Stored items

----

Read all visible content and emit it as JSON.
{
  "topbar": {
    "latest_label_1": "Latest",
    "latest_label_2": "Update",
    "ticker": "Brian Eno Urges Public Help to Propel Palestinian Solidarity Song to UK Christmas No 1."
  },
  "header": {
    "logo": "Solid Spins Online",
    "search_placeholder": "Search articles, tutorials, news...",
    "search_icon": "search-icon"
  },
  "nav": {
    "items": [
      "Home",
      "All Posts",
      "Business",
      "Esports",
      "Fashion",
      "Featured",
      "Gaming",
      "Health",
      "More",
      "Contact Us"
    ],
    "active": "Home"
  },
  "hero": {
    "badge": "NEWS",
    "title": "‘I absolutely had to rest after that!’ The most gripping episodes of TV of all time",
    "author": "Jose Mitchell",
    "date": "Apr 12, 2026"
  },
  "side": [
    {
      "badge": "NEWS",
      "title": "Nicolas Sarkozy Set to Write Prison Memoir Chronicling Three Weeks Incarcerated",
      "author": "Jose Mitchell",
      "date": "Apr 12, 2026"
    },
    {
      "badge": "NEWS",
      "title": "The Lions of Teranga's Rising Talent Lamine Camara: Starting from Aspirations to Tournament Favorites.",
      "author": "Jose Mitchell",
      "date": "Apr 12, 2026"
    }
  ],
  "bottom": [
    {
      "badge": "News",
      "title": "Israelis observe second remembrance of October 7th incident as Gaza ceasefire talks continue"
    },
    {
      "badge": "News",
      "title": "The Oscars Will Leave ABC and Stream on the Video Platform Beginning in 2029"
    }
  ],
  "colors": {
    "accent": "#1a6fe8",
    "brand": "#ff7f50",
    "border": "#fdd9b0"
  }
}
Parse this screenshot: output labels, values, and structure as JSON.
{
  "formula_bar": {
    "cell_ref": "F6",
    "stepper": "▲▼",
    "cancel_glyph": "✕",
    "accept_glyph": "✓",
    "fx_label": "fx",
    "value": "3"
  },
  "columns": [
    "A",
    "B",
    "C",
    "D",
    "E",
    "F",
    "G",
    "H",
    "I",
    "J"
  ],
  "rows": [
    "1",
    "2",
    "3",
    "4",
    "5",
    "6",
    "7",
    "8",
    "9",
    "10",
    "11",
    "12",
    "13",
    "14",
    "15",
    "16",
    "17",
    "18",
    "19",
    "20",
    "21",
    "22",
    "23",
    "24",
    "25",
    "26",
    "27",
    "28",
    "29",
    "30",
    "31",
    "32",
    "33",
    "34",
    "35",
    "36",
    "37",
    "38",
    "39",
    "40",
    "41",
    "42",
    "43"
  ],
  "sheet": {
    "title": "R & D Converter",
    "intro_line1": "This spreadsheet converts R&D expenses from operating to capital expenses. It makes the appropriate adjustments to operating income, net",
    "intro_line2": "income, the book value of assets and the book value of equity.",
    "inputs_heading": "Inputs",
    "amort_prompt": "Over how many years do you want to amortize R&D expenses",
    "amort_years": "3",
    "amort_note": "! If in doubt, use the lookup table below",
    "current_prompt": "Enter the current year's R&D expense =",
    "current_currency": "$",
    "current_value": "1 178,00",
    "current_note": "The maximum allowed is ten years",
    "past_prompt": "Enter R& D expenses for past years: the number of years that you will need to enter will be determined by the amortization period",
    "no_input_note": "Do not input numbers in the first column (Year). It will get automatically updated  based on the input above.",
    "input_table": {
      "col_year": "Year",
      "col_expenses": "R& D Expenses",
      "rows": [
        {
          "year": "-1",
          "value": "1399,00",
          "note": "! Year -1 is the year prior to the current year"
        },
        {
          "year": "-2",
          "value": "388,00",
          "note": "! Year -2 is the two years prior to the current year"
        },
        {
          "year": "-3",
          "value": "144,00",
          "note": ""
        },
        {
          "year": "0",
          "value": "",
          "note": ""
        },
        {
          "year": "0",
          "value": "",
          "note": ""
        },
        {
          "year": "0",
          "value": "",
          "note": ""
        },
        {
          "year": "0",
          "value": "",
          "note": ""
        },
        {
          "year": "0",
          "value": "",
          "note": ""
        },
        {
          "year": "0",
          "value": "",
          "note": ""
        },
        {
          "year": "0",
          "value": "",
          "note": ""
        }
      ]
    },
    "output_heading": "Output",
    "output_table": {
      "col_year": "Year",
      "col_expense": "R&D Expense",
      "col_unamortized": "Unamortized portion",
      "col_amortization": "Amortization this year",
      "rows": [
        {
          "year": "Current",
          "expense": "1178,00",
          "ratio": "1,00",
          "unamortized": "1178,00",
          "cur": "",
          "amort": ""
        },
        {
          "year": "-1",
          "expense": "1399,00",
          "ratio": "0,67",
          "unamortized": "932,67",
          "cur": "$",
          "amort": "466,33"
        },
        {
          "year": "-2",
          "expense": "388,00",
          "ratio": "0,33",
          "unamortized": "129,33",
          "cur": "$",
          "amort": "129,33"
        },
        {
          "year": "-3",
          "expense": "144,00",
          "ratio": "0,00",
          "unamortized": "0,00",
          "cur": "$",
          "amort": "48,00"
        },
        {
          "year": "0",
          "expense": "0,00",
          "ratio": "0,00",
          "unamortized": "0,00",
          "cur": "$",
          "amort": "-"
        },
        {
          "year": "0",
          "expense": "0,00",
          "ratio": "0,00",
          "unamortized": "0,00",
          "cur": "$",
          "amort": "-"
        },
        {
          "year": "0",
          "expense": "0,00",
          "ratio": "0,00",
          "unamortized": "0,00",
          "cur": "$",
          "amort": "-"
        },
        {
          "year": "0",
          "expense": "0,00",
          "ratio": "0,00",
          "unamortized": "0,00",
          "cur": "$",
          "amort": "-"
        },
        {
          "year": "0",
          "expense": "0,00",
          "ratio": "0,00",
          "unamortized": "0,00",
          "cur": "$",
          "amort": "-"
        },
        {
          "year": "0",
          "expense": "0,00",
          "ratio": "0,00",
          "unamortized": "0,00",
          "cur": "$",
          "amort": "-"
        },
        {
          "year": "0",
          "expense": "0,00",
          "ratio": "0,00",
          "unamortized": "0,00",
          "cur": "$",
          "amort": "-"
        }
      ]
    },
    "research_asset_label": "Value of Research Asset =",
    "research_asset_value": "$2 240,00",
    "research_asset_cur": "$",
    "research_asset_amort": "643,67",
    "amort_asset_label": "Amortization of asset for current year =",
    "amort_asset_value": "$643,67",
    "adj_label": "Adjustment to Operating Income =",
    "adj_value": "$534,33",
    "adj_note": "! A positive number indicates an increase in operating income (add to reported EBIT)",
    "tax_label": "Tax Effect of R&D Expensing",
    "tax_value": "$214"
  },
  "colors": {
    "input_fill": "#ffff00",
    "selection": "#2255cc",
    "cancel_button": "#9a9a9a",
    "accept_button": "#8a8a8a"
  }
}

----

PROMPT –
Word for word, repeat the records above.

OUTPUT –
Read all visible content and emit it as JSON.
{
  "topbar": {
    "latest_label_1": "Latest",
    "latest_label_2": "Update",
    "ticker": "Brian Eno Urges Public Help to Propel Palestinian Solidarity Song to UK Christmas No 1."
  },
  "header": {
    "logo": "Solid Spins Online",
    "search_placeholder": "Search articles, tutorials, news...",
    "search_icon": "search-icon"
  },
  "nav": {
    "items": [
      "Home",
      "All Posts",
      "Business",
      "Esports",
      "Fashion",
      "Featured",
      "Gaming",
      "Health",
      "More",
      "Contact Us"
    ],
    "active": "Home"
  },
  "hero": {
    "badge": "NEWS",
    "title": "‘I absolutely had to rest after that!’ The most gripping episodes of TV of all time",
    "author": "Jose Mitchell",
    "date": "Apr 12, 2026"
  },
  "side": [
    {
      "badge": "NEWS",
      "title": "Nicolas Sarkozy Set to Write Prison Memoir Chronicling Three Weeks Incarcerated",
      "author": "Jose Mitchell",
      "date": "Apr 12, 2026"
    },
    {
      "badge": "NEWS",
      "title": "The Lions of Teranga's Rising Talent Lamine Camara: Starting from Aspirations to Tournament Favorites.",
      "author": "Jose Mitchell",
      "date": "Apr 12, 2026"
    }
  ],
  "bottom": [
    {
      "badge": "News",
      "title": "Israelis observe second remembrance of October 7th incident as Gaza ceasefire talks continue"
    },
    {
      "badge": "News",
      "title": "The Oscars Will Leave ABC and Stream on the Video Platform Beginning in 2029"
    }
  ],
  "colors": {
    "accent": "#1a6fe8",
    "brand": "#ff7f50",
    "border": "#fdd9b0"
  }
}
Parse this screenshot: output labels, values, and structure as JSON.
{
  "formula_bar": {
    "cell_ref": "F6",
    "stepper": "▲▼",
    "cancel_glyph": "✕",
    "accept_glyph": "✓",
    "fx_label": "fx",
    "value": "3"
  },
  "columns": [
    "A",
    "B",
    "C",
    "D",
    "E",
    "F",
    "G",
    "H",
    "I",
    "J"
  ],
  "rows": [
    "1",
    "2",
    "3",
    "4",
    "5",
    "6",
    "7",
    "8",
    "9",
    "10",
    "11",
    "12",
    "13",
    "14",
    "15",
    "16",
    "17",
    "18",
    "19",
    "20",
    "21",
    "22",
    "23",
    "24",
    "25",
    "26",
    "27",
    "28",
    "29",
    "30",
    "31",
    "32",
    "33",
    "34",
    "35",
    "36",
    "37",
    "38",
    "39",
    "40",
    "41",
    "42",
    "43"
  ],
  "sheet": {
    "title": "R & D Converter",
    "intro_line1": "This spreadsheet converts R&D expenses from operating to capital expenses. It makes the appropriate adjustments to operating income, net",
    "intro_line2": "income, the book value of assets and the book value of equity.",
    "inputs_heading": "Inputs",
    "amort_prompt": "Over how many years do you want to amortize R&D expenses",
    "amort_years": "3",
    "amort_note": "! If in doubt, use the lookup table below",
    "current_prompt": "Enter the current year's R&D expense =",
    "current_currency": "$",
    "current_value": "1 178,00",
    "current_note": "The maximum allowed is ten years",
    "past_prompt": "Enter R& D expenses for past years: the number of years that you will need to enter will be determined by the amortization period",
    "no_input_note": "Do not input numbers in the first column (Year). It will get automatically updated  based on the input above.",
    "input_table": {
      "col_year": "Year",
      "col_expenses": "R& D Expenses",
      "rows": [
        {
          "year": "-1",
          "value": "1399,00",
          "note": "! Year -1 is the year prior to the current year"
        },
        {
          "year": "-2",
          "value": "388,00",
          "note": "! Year -2 is the two years prior to the current year"
        },
        {
          "year": "-3",
          "value": "144,00",
          "note": ""
        },
        {
          "year": "0",
          "value": "",
          "note": ""
        },
        {
          "year": "0",
          "value": "",
          "note": ""
        },
        {
          "year": "0",
          "value": "",
          "note": ""
        },
        {
          "year": "0",
          "value": "",
          "note": ""
        },
        {
          "year": "0",
          "value": "",
          "note": ""
        },
        {
          "year": "0",
          "value": "",
          "note": ""
        },
        {
          "year": "0",
          "value": "",
          "note": ""
        }
      ]
    },
    "output_heading": "Output",
    "output_table": {
      "col_year": "Year",
      "col_expense": "R&D Expense",
      "col_unamortized": "Unamortized portion",
      "col_amortization": "Amortization this year",
      "rows": [
        {
          "year": "Current",
          "expense": "1178,00",
          "ratio": "1,00",
          "unamortized": "1178,00",
          "cur": "",
          "amort": ""
        },
        {
          "year": "-1",
          "expense": "1399,00",
          "ratio": "0,67",
          "unamortized": "932,67",
          "cur": "$",
          "amort": "466,33"
        },
        {
          "year": "-2",
          "expense": "388,00",
          "ratio": "0,33",
          "unamortized": "129,33",
          "cur": "$",
          "amort": "129,33"
        },
        {
          "year": "-3",
          "expense": "144,00",
          "ratio": "0,00",
          "unamortized": "0,00",
          "cur": "$",
          "amort": "48,00"
        },
        {
          "year": "0",
          "expense": "0,00",
          "ratio": "0,00",
          "unamortized": "0,00",
          "cur": "$",
          "amort": "-"
        },
        {
          "year": "0",
          "expense": "0,00",
          "ratio": "0,00",
          "unamortized": "0,00",
          "cur": "$",
          "amort": "-"
        },
        {
          "year": "0",
          "expense": "0,00",
          "ratio": "0,00",
          "unamortized": "0,00",
          "cur": "$",
          "amort": "-"
        },
        {
          "year": "0",
          "expense": "0,00",
          "ratio": "0,00",
          "unamortized": "0,00",
          "cur": "$",
          "amort": "-"
        },
        {
          "year": "0",
          "expense": "0,00",
          "ratio": "0,00",
          "unamortized": "0,00",
          "cur": "$",
          "amort": "-"
        },
        {
          "year": "0",
          "expense": "0,00",
          "ratio": "0,00",
          "unamortized": "0,00",
          "cur": "$",
          "amort": "-"
        },
        {
          "year": "0",
          "expense": "0,00",
          "ratio": "0,00",
          "unamortized": "0,00",
          "cur": "$",
          "amort": "-"
        }
      ]
    },
    "research_asset_label": "Value of Research Asset =",
    "research_asset_value": "$2 240,00",
    "research_asset_cur": "$",
    "research_asset_amort": "643,67",
    "amort_asset_label": "Amortization of asset for current year =",
    "amort_asset_value": "$643,67",
    "adj_label": "Adjustment to Operating Income =",
    "adj_value": "$534,33",
    "adj_note": "! A positive number indicates an increase in operating income (add to reported EBIT)",
    "tax_label": "Tax Effect of R&D Expensing",
    "tax_value": "$214"
  },
  "colors": {
    "input_fill": "#ffff00",
    "selection": "#2255cc",
    "cancel_button": "#9a9a9a",
    "accept_button": "#8a8a8a"
  }
}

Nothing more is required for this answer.